- Billy the Puppet (Saw)
- This was a tough one - Billy straddles the line between toy and accessory. When NECA announced they were doing Saw in Cult Classics, everyone thought of the creepy puppet on the tricycle, not a bald guy in a bathrobe. An argument could be made (and believe me, it was) that Billy is the figure and the actual killer is the extra. But that's why he won: an accessory that can sell the toy by itself is gold. Put the puppet on his trike and roll him around a while, and you'll get it.
Other nominees included Ash's alternate head for giving you a little more play value
• the Balrog's whip for being both poseable and functional
• Blackhawk's gun, because it's more detailed and functional than some 12" figures'
• all the Cult Classics bases
• DCSH Batman's seven Batarangs
• Earl's creepy entrails
• Hannibal Lecter's gurney, because it really works
• Laserbeak, because it's a huge G1 nod that no one would have expected
• Paratrooper Duke's working parachute
• Perry White's newspaper, because it actually has real printed stories on it
• Sigma Six Night Quad Ranger, because toys just don't get big vehicles like this any more
• Two-Face's hands, because it suited the character perfectly and kept us from losing a tiny coin
- Best Packaging
- Solomon Grundy
- Another exclusive finds its way onto the list. Starting with the outside box and its stone pattern, then moving into the interior box which is a complete diorama. It's designed well and constructed perfectly. It showcases the figure and re-creates a specific scene from one of his cartoon appearances. On top of that, you've got the rumble feature - how many toys can you play with before you even open them?
Other nominees were the Balrog's utilitarian brown box
• The Long Halloween, because DC Direct improved upon their usual "high-end" boxes with a few small changes
• ML Icons were both collector-friendly and easy to open
• Paratrooper Duke's bubble thing

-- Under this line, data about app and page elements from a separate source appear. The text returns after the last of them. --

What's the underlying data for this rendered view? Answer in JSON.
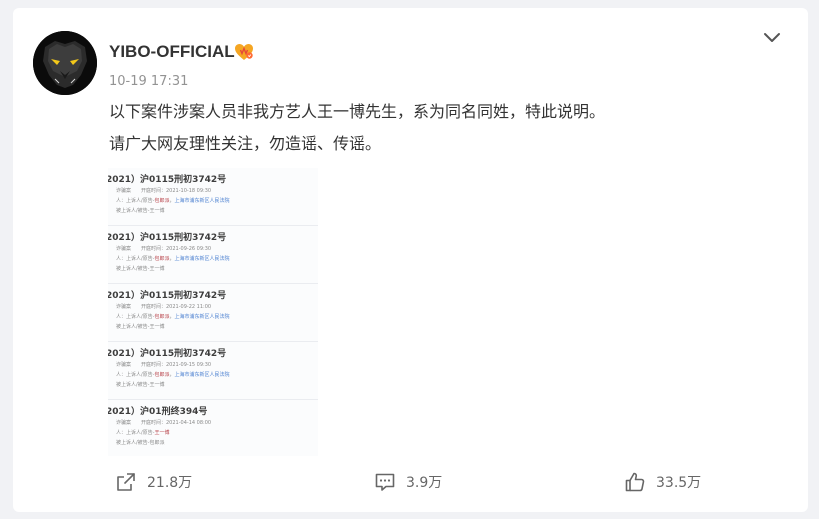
{
  "post": {
    "username": "YIBO-OFFICIAL",
    "badge_icon": "vip-heart-badge-icon",
    "timestamp": "10-19 17:31",
    "menu_icon": "chevron-down-icon",
    "content_lines": [
      "以下案件涉案人员非我方艺人王一博先生，系为同名同姓，特此说明。",
      "请广大网友理性关注，勿造谣、传谣。"
    ]
  },
  "image": {
    "cases": [
      {
        "title": "2021）沪0115刑初3742号",
        "line1": "诈骗案　　开庭时间：2021-10-18 09:30",
        "line2a": "人：上诉人/原告-",
        "line2b": "包郎派",
        "line2c": "上海市浦东新区人民法院",
        "line3": "被上诉人/被告-王一博"
      },
      {
        "title": "2021）沪0115刑初3742号",
        "line1": "诈骗案　　开庭时间：2021-09-26 09:30",
        "line2a": "人：上诉人/原告-",
        "line2b": "包郎派",
        "line2c": "上海市浦东新区人民法院",
        "line3": "被上诉人/被告-王一博"
      },
      {
        "title": "2021）沪0115刑初3742号",
        "line1": "诈骗案　　开庭时间：2021-09-22 11:00",
        "line2a": "人：上诉人/原告-",
        "line2b": "包郎派",
        "line2c": "上海市浦东新区人民法院",
        "line3": "被上诉人/被告-王一博"
      },
      {
        "title": "2021）沪0115刑初3742号",
        "line1": "诈骗案　　开庭时间：2021-09-15 09:30",
        "line2a": "人：上诉人/原告-",
        "line2b": "包郎派",
        "line2c": "上海市浦东新区人民法院",
        "line3": "被上诉人/被告-王一博"
      },
      {
        "title": "2021）沪01刑终394号",
        "line1": "诈骗案　　开庭时间：2021-04-14 08:00",
        "line2a": "人：上诉人/原告-",
        "line2b": "王一博",
        "line2c": "",
        "line3": "被上诉人/被告-包郎派"
      }
    ]
  },
  "actions": {
    "share": {
      "icon": "share-icon",
      "count": "21.8万"
    },
    "comment": {
      "icon": "comment-icon",
      "count": "3.9万"
    },
    "like": {
      "icon": "thumbs-up-icon",
      "count": "33.5万"
    }
  },
  "colors": {
    "background": "#f1f2f5",
    "card": "#ffffff",
    "text": "#333333",
    "muted": "#939393",
    "link_blue": "#4a7fd0",
    "highlight_red": "#b8434a"
  }
}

• DCD's New Frontier, because its muted colors look really distinctive
• the Target-exclusive Rogue 2 Snowspeeder, which had a complete hangar, right down to the docking lights

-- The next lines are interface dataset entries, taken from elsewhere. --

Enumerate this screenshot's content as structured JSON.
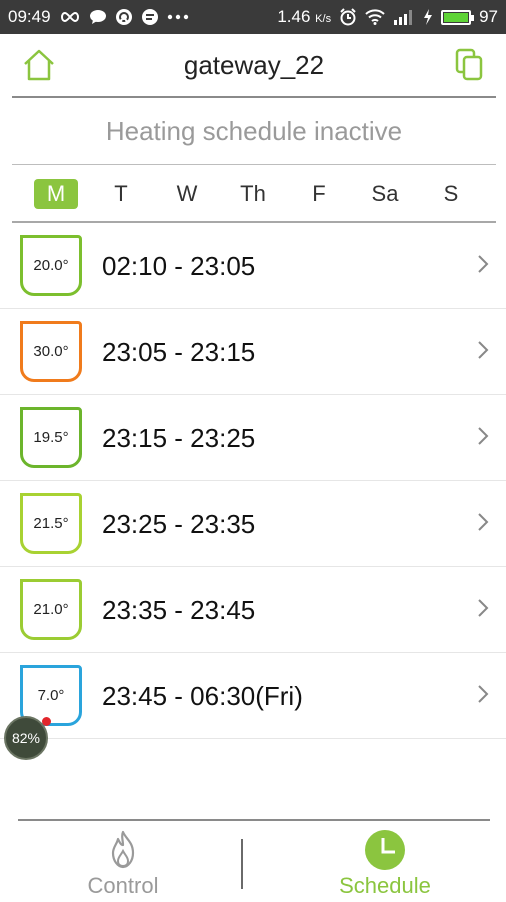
{
  "status_bar": {
    "time": "09:49",
    "speed": "1.46",
    "speed_unit": "K/s",
    "battery": "97"
  },
  "header": {
    "title": "gateway_22"
  },
  "schedule_status": "Heating schedule inactive",
  "days": [
    {
      "label": "M",
      "active": true
    },
    {
      "label": "T",
      "active": false
    },
    {
      "label": "W",
      "active": false
    },
    {
      "label": "Th",
      "active": false
    },
    {
      "label": "F",
      "active": false
    },
    {
      "label": "Sa",
      "active": false
    },
    {
      "label": "S",
      "active": false
    }
  ],
  "schedule_items": [
    {
      "temp": "20.0°",
      "time": "02:10 - 23:05",
      "color": "#7cbf2e"
    },
    {
      "temp": "30.0°",
      "time": "23:05 - 23:15",
      "color": "#f07b1c"
    },
    {
      "temp": "19.5°",
      "time": "23:15 - 23:25",
      "color": "#6cb52c"
    },
    {
      "temp": "21.5°",
      "time": "23:25 - 23:35",
      "color": "#a8d232"
    },
    {
      "temp": "21.0°",
      "time": "23:35 - 23:45",
      "color": "#9bcc33"
    },
    {
      "temp": "7.0°",
      "time": "23:45 - 06:30(Fri)",
      "color": "#2aa4dc"
    }
  ],
  "floating_badge": "82%",
  "bottom_nav": {
    "control_label": "Control",
    "schedule_label": "Schedule"
  },
  "colors": {
    "accent": "#8bc53f",
    "status_bar": "#3a3a3a"
  }
}
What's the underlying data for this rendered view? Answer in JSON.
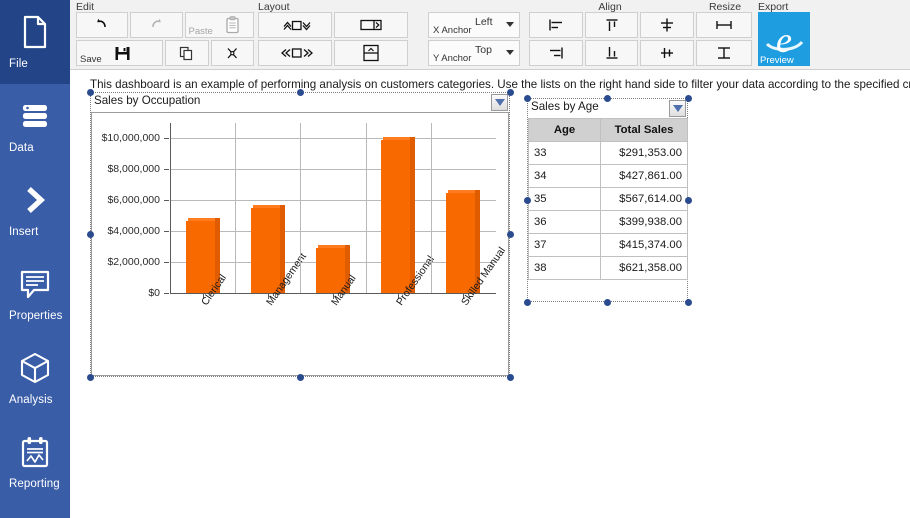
{
  "sidebar": {
    "items": [
      {
        "label": "File",
        "icon": "file-icon",
        "active": true
      },
      {
        "label": "Data",
        "icon": "database-icon",
        "active": false
      },
      {
        "label": "Insert",
        "icon": "chevron-right-icon",
        "active": false
      },
      {
        "label": "Properties",
        "icon": "comment-lines-icon",
        "active": false
      },
      {
        "label": "Analysis",
        "icon": "cube-icon",
        "active": false
      },
      {
        "label": "Reporting",
        "icon": "clipboard-chart-icon",
        "active": false
      }
    ],
    "colors": {
      "background": "#3A5DA8",
      "active_background": "#234588",
      "text": "#FFFFFF"
    }
  },
  "ribbon": {
    "groups": [
      {
        "title": "Edit",
        "buttons": [
          {
            "name": "undo-button",
            "label": "",
            "icon": "undo-arrow-icon",
            "enabled": true
          },
          {
            "name": "redo-button",
            "label": "",
            "icon": "redo-arrow-icon",
            "enabled": false
          },
          {
            "name": "paste-button",
            "label": "Paste",
            "icon": "clipboard-icon",
            "enabled": false
          },
          {
            "name": "save-button",
            "label": "Save",
            "icon": "floppy-disk-icon",
            "enabled": true
          },
          {
            "name": "copy-button",
            "label": "",
            "icon": "copy-pages-icon",
            "enabled": true
          },
          {
            "name": "cut-button",
            "label": "",
            "icon": "scissors-icon",
            "enabled": true
          }
        ]
      },
      {
        "title": "Layout",
        "buttons": [
          {
            "name": "bring-forward-button",
            "label": "",
            "icon": "move-vertical-icon"
          },
          {
            "name": "send-backward-button",
            "label": "",
            "icon": "move-horizontal-icon"
          },
          {
            "name": "dock-right-button",
            "label": "",
            "icon": "dock-right-icon"
          },
          {
            "name": "dock-top-button",
            "label": "",
            "icon": "dock-top-icon"
          }
        ],
        "combos": [
          {
            "name": "x-anchor-select",
            "label": "X Anchor",
            "value": "Left"
          },
          {
            "name": "y-anchor-select",
            "label": "Y Anchor",
            "value": "Top"
          }
        ]
      },
      {
        "title": "Align",
        "buttons": [
          {
            "name": "align-left-button",
            "label": "",
            "icon": "align-left-icon"
          },
          {
            "name": "align-top-button",
            "label": "",
            "icon": "align-top-icon"
          },
          {
            "name": "align-center-horizontal-button",
            "label": "",
            "icon": "align-center-h-icon"
          },
          {
            "name": "align-right-button",
            "label": "",
            "icon": "align-right-icon"
          },
          {
            "name": "align-bottom-button",
            "label": "",
            "icon": "align-bottom-icon"
          },
          {
            "name": "align-center-vertical-button",
            "label": "",
            "icon": "align-center-v-icon"
          }
        ]
      },
      {
        "title": "Resize",
        "buttons": [
          {
            "name": "resize-width-button",
            "label": "",
            "icon": "resize-width-icon"
          },
          {
            "name": "resize-height-button",
            "label": "",
            "icon": "resize-height-icon"
          }
        ]
      },
      {
        "title": "Export",
        "buttons": [
          {
            "name": "preview-button",
            "label": "Preview",
            "icon": "internet-explorer-icon",
            "color": "#1E9EE0"
          }
        ]
      }
    ]
  },
  "canvas": {
    "description": "This dashboard is an example of performing analysis on customers categories. Use the lists on the right hand side to filter your data according to the specified criteria.",
    "chart_widget": {
      "title": "Sales by Occupation",
      "dropdown_icon": "filter-dropdown-icon",
      "selected": true
    },
    "table_widget": {
      "title": "Sales by Age",
      "dropdown_icon": "filter-dropdown-icon",
      "selected": true
    }
  },
  "chart_data": {
    "type": "bar",
    "title": "Sales by Occupation",
    "xlabel": "",
    "ylabel": "",
    "categories": [
      "Clerical",
      "Management",
      "Manual",
      "Professional",
      "Skilled Manual"
    ],
    "values": [
      4650000,
      5500000,
      2900000,
      9900000,
      6450000
    ],
    "ylim": [
      0,
      11000000
    ],
    "yticks": [
      0,
      2000000,
      4000000,
      6000000,
      8000000,
      10000000
    ],
    "ytick_labels": [
      "$0",
      "$2,000,000",
      "$4,000,000",
      "$6,000,000",
      "$8,000,000",
      "$10,000,000"
    ],
    "grid": true,
    "legend": false,
    "bar_color": "#F86800"
  },
  "table_data": {
    "type": "table",
    "title": "Sales by Age",
    "columns": [
      "Age",
      "Total Sales"
    ],
    "rows": [
      [
        "33",
        "$291,353.00"
      ],
      [
        "34",
        "$427,861.00"
      ],
      [
        "35",
        "$567,614.00"
      ],
      [
        "36",
        "$399,938.00"
      ],
      [
        "37",
        "$415,374.00"
      ],
      [
        "38",
        "$621,358.00"
      ]
    ]
  }
}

• DCD's Silver Age Superman, with the Daily Planet globe as a blister
• Skirmish in the Senate, a great diorama of the scene in question, with the figures in action poses and a backdrop that would be great in any fan-made display
• Star Wars Galactic Heroes Cinema Scenes, whose half-circle design and printed backdrops are adorable

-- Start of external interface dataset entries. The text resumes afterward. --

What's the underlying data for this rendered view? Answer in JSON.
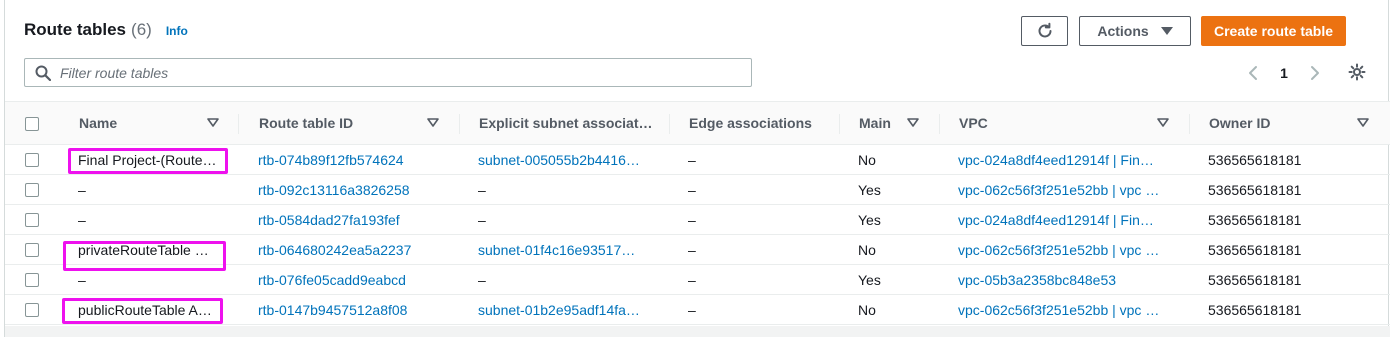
{
  "header": {
    "title": "Route tables",
    "count": "(6)",
    "info": "Info"
  },
  "toolbar": {
    "refresh_icon": "refresh-icon",
    "actions_label": "Actions",
    "create_label": "Create route table",
    "create_color": "#ec7211"
  },
  "search": {
    "placeholder": "Filter route tables",
    "value": ""
  },
  "pagination": {
    "current_page": "1"
  },
  "table": {
    "columns": [
      "Name",
      "Route table ID",
      "Explicit subnet associat…",
      "Edge associations",
      "Main",
      "VPC",
      "Owner ID"
    ],
    "rows": [
      {
        "name": "Final Project-(Route…",
        "route_table_id": "rtb-074b89f12fb574624",
        "subnet": "subnet-005055b2b4416…",
        "edge": "–",
        "main": "No",
        "vpc": "vpc-024a8df4eed12914f | Fin…",
        "owner": "536565618181",
        "highlighted": true
      },
      {
        "name": "–",
        "route_table_id": "rtb-092c13116a3826258",
        "subnet": "–",
        "edge": "–",
        "main": "Yes",
        "vpc": "vpc-062c56f3f251e52bb | vpc …",
        "owner": "536565618181",
        "highlighted": false
      },
      {
        "name": "–",
        "route_table_id": "rtb-0584dad27fa193fef",
        "subnet": "–",
        "edge": "–",
        "main": "Yes",
        "vpc": "vpc-024a8df4eed12914f | Fin…",
        "owner": "536565618181",
        "highlighted": false
      },
      {
        "name": "privateRouteTable …",
        "route_table_id": "rtb-064680242ea5a2237",
        "subnet": "subnet-01f4c16e93517…",
        "edge": "–",
        "main": "No",
        "vpc": "vpc-062c56f3f251e52bb | vpc …",
        "owner": "536565618181",
        "highlighted": true
      },
      {
        "name": "–",
        "route_table_id": "rtb-076fe05cadd9eabcd",
        "subnet": "–",
        "edge": "–",
        "main": "Yes",
        "vpc": "vpc-05b3a2358bc848e53",
        "owner": "536565618181",
        "highlighted": false
      },
      {
        "name": "publicRouteTable A…",
        "route_table_id": "rtb-0147b9457512a8f08",
        "subnet": "subnet-01b2e95adf14fa…",
        "edge": "–",
        "main": "No",
        "vpc": "vpc-062c56f3f251e52bb | vpc …",
        "owner": "536565618181",
        "highlighted": true
      }
    ]
  },
  "colors": {
    "link": "#0073bb",
    "highlight": "#ee11ee"
  }
}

• Transformers Alternators switched from plain red boxes to complex white bubbles that show off the toy better
• TF Classics, with their little flip-up panels to show both modes of the toy
- Worst of the Year
- Fantastic Four Classics
- This line was FUBAR from the beginning. The first series comprised three characters that were still packing shelves thanks to the tail-end of the FF movie line; there was one figure in the series that was both highly desired and an army-builder, but it was shortpacked. So when Series 2 came along, with two big villains and three new, worthwhile versions of the heroes, no stores ordered it. Fantastic Four Classics is a toyline that absolutely screwed the fans over - and if anyone has a line on a set of all five Series 2 figures, please let me know.
Other nominees included The Batman, which is under articulated, used shoddy materials and varied wildly in scale
• Electro, a long-awaited character whose action feature left him stuck in a goofy pose
• Hydro-Man, for a poor costume, a weird sculpt and an action feature that ruins the figure above the waist
• Playmates' King Kong line, for absolutely missing the target audience
• Luke Cage's pimp hand
• the fact that Mattel has flat-out refused to put any "girl" figures in the Avatar line, despite the show having some of the strongest females in fiction
• SOTA, because other than Street Fighter Round 4, their product took a huge drop in quality this year
• Playmates' TMNT line, for turning out some real crap this year
• ToyBiz's quality control suffered a big hit in the flood of product they pushed out the door before their license expired
• Wal*Mart Legends because although the toys were good, finding them was (and still is) way too hard.
Now that you know what's won this year, you can head on over to see our past winners. The Class of 2006 has joined some illustrious ranks, and they're all archived here.